Teacup MaltesePeople have been enjoying the company of Maltese dogs for thousands of years, the origin of this lively toy breed being dated between 6,000 BC and 8,000 BC and credited to the Central Mediterranean area. The Maltese is thought to be bred from Spitz-type dogs and was selectively bred for a smaller size and long, soft fur. Official kennel clubs began recognizing this breed in 1898 and gave it its name in honor of the Island of Malta where many believed the breed originated. Recent years have brought on the creation of the Teacup Maltese, bred to be smaller than the original Maltese.


Appearance and Grooming

The Teacup Maltese comes in one solid color which should be a stark, clean white. Their fur is ideally free of markings, and their fur should be long and silky. While the Maltese should weigh in between 4 and 6 pounds, the Teacup Maltese is bred to be smaller, weighing between 2 and 4 pounds. These teacup dogs stand between 8 and 10 inches tall when measured at the shoulders. The breed earns its name because the puppies can easily fit inside a teacup, and some even remain small enough to fit as adults.

A moderately high amount of grooming is required to maintain the smooth and silky appearance of this teacup breed. If cared for daily, the fur is easier to maintain and stays healthy and clean. A fine-toothed comb is helpful when grooming teacup dogs as they typically have finer and more delicate fur. The fur must be thoroughly brushed before bathing or it will become knotted very quickly and may require shaving if allowed to tangle.


Health and Longevity

The Teacup Maltese is at a higher risk of developing a variety of medical ailments that larger dogs may not be as susceptible to. Toy breeds, in general, are at risk of developing knee and spine problems, and teacup breeds are known for having more fragile bones and a delicate structure. Other common medical problems that owners of this breed may see are dental disease, hypoglycemia, seizures and heart problems.

The Teacup Maltese has a shorter lifespan than the original Maltese, and some from breeders whose lines have poorer health may only live a few years. Seeking a puppy from a breeder who focuses on health and whose lines have long lifespans is the first step to selecting a teacup dog. Puppies born from healthy lines are less likely to die young and are not as prone to known health issues as puppies from unknown lineage.

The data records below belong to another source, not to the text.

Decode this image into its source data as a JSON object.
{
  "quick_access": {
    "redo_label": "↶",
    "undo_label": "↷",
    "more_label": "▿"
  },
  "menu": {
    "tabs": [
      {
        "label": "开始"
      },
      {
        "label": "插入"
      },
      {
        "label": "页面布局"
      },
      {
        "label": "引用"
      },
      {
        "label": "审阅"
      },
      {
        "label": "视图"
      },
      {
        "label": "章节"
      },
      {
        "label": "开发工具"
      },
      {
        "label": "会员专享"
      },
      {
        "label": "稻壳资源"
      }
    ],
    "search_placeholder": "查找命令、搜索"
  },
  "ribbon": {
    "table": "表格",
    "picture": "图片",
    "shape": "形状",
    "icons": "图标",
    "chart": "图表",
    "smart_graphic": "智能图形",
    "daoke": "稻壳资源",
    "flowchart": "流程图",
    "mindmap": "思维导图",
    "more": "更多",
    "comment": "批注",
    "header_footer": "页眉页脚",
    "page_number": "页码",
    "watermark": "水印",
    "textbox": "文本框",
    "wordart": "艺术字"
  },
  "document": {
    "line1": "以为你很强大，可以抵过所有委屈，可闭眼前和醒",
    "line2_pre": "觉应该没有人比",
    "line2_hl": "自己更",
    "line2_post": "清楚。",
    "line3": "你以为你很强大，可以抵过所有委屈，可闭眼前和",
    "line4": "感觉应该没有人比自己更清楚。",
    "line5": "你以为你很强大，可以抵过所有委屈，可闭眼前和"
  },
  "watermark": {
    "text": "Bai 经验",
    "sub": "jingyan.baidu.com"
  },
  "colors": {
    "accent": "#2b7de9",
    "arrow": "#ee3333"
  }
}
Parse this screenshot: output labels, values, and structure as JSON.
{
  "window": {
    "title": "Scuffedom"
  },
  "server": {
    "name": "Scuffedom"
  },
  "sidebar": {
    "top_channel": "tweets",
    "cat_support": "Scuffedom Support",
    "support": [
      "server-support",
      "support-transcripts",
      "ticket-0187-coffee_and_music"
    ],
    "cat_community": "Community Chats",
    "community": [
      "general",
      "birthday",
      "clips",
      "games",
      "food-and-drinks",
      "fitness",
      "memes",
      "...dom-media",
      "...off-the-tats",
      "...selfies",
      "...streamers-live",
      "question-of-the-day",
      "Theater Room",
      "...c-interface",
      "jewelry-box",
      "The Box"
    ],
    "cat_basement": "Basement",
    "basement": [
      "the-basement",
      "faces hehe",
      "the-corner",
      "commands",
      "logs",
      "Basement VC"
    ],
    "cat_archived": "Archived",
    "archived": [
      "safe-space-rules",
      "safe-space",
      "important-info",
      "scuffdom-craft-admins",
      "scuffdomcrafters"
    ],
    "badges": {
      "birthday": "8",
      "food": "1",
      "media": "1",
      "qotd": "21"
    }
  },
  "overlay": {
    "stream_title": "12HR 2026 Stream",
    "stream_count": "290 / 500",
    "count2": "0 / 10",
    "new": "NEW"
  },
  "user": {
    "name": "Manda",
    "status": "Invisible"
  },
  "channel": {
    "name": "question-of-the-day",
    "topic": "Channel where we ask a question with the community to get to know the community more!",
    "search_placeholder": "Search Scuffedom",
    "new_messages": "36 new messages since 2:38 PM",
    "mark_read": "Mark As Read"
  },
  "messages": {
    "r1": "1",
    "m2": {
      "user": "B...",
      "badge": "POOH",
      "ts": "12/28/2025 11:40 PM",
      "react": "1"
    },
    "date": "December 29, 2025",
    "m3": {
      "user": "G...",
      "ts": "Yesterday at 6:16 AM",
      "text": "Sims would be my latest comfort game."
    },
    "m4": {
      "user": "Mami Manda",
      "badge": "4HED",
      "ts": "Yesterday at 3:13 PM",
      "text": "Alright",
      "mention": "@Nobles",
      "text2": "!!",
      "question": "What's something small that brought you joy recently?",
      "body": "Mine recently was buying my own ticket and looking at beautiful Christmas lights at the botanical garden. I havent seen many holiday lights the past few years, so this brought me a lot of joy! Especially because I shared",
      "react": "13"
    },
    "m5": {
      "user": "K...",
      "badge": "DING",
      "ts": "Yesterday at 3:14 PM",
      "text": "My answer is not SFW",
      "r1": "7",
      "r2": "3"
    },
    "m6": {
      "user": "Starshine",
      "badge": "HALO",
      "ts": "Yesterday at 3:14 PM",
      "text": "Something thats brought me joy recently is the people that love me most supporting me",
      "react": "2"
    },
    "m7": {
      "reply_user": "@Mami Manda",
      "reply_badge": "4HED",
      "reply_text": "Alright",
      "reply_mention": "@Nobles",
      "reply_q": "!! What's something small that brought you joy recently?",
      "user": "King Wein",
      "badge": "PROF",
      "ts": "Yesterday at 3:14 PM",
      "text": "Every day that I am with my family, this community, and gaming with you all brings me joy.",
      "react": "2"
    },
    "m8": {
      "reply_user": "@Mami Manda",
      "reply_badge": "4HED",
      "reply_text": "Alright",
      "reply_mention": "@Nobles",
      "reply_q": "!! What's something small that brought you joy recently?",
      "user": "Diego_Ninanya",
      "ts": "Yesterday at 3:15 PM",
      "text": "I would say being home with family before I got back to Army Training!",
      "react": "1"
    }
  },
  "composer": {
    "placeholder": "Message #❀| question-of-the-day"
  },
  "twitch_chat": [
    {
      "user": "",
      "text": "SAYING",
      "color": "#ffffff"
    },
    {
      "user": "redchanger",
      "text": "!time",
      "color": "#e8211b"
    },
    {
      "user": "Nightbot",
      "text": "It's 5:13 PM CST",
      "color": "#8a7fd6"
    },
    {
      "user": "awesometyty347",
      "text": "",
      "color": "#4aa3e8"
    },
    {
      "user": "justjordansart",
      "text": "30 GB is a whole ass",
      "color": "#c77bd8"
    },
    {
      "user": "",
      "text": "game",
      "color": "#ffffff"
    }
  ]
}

Regular examinations by a veterinarian are important in maintaining the health of teacup dogs. As educated professionals, veterinarians and their staff will often be able to notice the signs of health problems before owners and work to treat them before resulting in more permanent damage. All dogs should be seen by a veterinarian once per year, but many professionals recommend having teacup dogs seen at least twice annually due to the high risk of medical issues.

Other ways to ensure prolonged health for a teacup dog include feeding them a healthy diet and providing them with the appropriate level of exercise for their age and size. Exercising a Maltese is not only necessary for maintaining good physical health but also to stimulate the mind. This will make training easier as they can focus better when not trying to contain copious amounts of energy.


Behavior and Training

As a highly energetic breed, these dogs can require some effort to train but will be eager to please and easy to work with. Both treats and praise are appropriate rewards for training a Maltese puppy of any size, but it is important to always ensure that the treats being used are small enough for the puppy to eat quickly but not to choke on. Soft treats are ideal for training teacup puppies because of their small teeth.

Many toy breeds are known for jumping and barking excessively, so it is important to train a Maltese away from these behaviors early. Due to their small size, owners often do not allow them to truly act like dogs. It is possible to be cautious while also allowing teacup dogs to explore their environment and interact with other dogs so that they can be properly socialized.


A Small but Sweet Pup

The Maltese is a fun companion breed, and teacup puppies from quality breeders can make fantastic pets for owners seeking a small and friendly dog. Though they can be at risk of developing a number of health problems, many breeders focus on improving the overall health of the breed. As the classic teacup breed, the Maltese is perfect.


Speak Your Mind


This site uses Akismet to reduce spam. Learn how your comment data is processed.